Later teaming up with Biscuit Miller, Robinson added his own groove to the original Biscuit Miller & The Mix. While Stan Skibby was in Poland and Biscuit was playing with the Anthony Gomes Band, “Dr. Love” toured with James Armstrong out of California. He has also opened for
and played with Koko Taylor.
Tinsley Ellis, the Atlanta Blues-rocker with a big following, rocked the crowd with “Cut You Loose” and his own hit, “Devil for a Dime.” Ellis brought Debbie Davies back on stage, and they did Elmore James’ classics “Dust My Broom” and “It hurts me too.”
Memphis-based keyboardist Victor Wainwright, winner of two Blues Music Awards, the “Pinetop Perkins Piano Player award” gave a rollicking set of barrelhouse, honky-tonk boogie. The crowd grooved on it. I heard he sometimes plays in Memphis with our own Gracie Curran, who moved south earlier this year.
Speaking of the audience, EVERYONE was there. Shall I drop names? OK, there were Blues radio stars Holly Harris and Greg Sarni, former BBS prez Heather McKibben and her crew; current BBS president Paul McNeil, and treasurer Bev Dancey and her man, “Washboard Man” Bill DeTellis; Carole Mellor from the BBS, newest board member Jo Neary; the two Joanne’s: Cullen and Silva (Gloucester music babe), and of course my party pal, Nancy Weston. (We are neighbors now!)
Joe Marino spent the day at his post videotaping while Moe was getting her, ah, “checkup” from Dr. Love. I’m amazed Mary “Headbanger” Baker didn’t need a neck brace after all that head noggin’ action.
The big bright orb of a moon rose over the Atlantic as the Ronnie Baker Brooks Band arrived in a big bus (two of them, actually) and about nine musicians jumped out. This was evident during his set – a nice big sound featuring lots of brass and guitars. The Brooks band was absolutely um, AWESOME SAUCE! Ronnie’s guitar style is obviously learned from his father (Lonnie Brooks).

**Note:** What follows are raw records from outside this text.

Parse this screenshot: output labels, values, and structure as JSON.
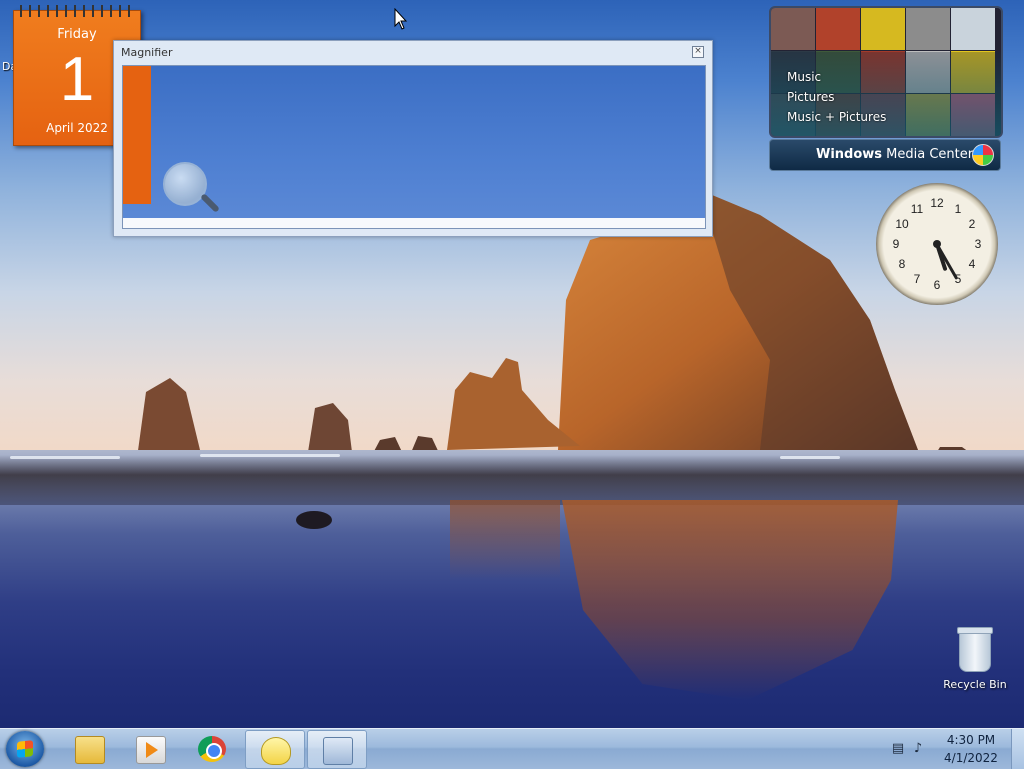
{
  "calendar": {
    "day_name": "Friday",
    "day_number": "1",
    "month_year": "April 2022",
    "partial_label": "Da"
  },
  "magnifier": {
    "title": "Magnifier",
    "close_glyph": "×"
  },
  "media_center": {
    "links": [
      "Music",
      "Pictures",
      "Music + Pictures"
    ],
    "brand_strong": "Windows",
    "brand_light": " Media Center"
  },
  "clock": {
    "numerals": [
      "12",
      "1",
      "2",
      "3",
      "4",
      "5",
      "6",
      "7",
      "8",
      "9",
      "10",
      "11"
    ],
    "time_shown": "5:25"
  },
  "desktop": {
    "recycle_bin_label": "Recycle Bin"
  },
  "taskbar": {
    "pinned": [
      "file-explorer",
      "windows-media-player",
      "google-chrome",
      "desktop-gadgets",
      "magnifier"
    ],
    "time": "4:30 PM",
    "date": "4/1/2022"
  },
  "colors": {
    "calendar_orange": "#e56211",
    "taskbar_blue": "#9cb9dc"
  }
}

“You fellas know the ladies are in control now” he said before doing a song called “Wham, Bam, thank you SAM” and then a
ballad, “for the ladies.” How can you not adore a guy like that?

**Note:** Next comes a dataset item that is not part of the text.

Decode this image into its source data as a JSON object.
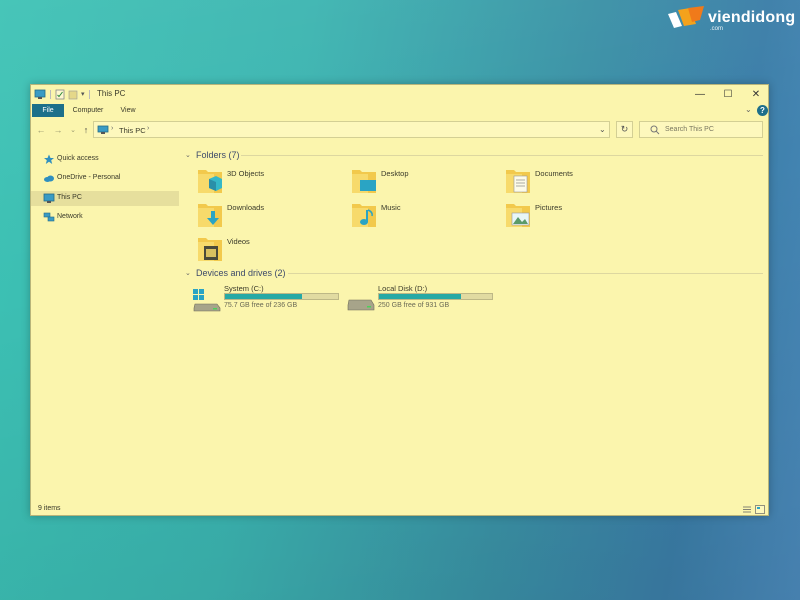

With the jam at the end, the show went over its allotted time, to the delight of everyone still standing, dancing, or digesting food and drink from an array of vendors including pizza, seafood, barbecue, fried dough, and micro-brews by the Cape Ann Brewing Company.
All in all, it was one of the best Blues Festivals in recent memory. And such a deal–only $28 In advance, (it was $40 at the gate,
plus $15 parking.)
Plan to check it out next summah!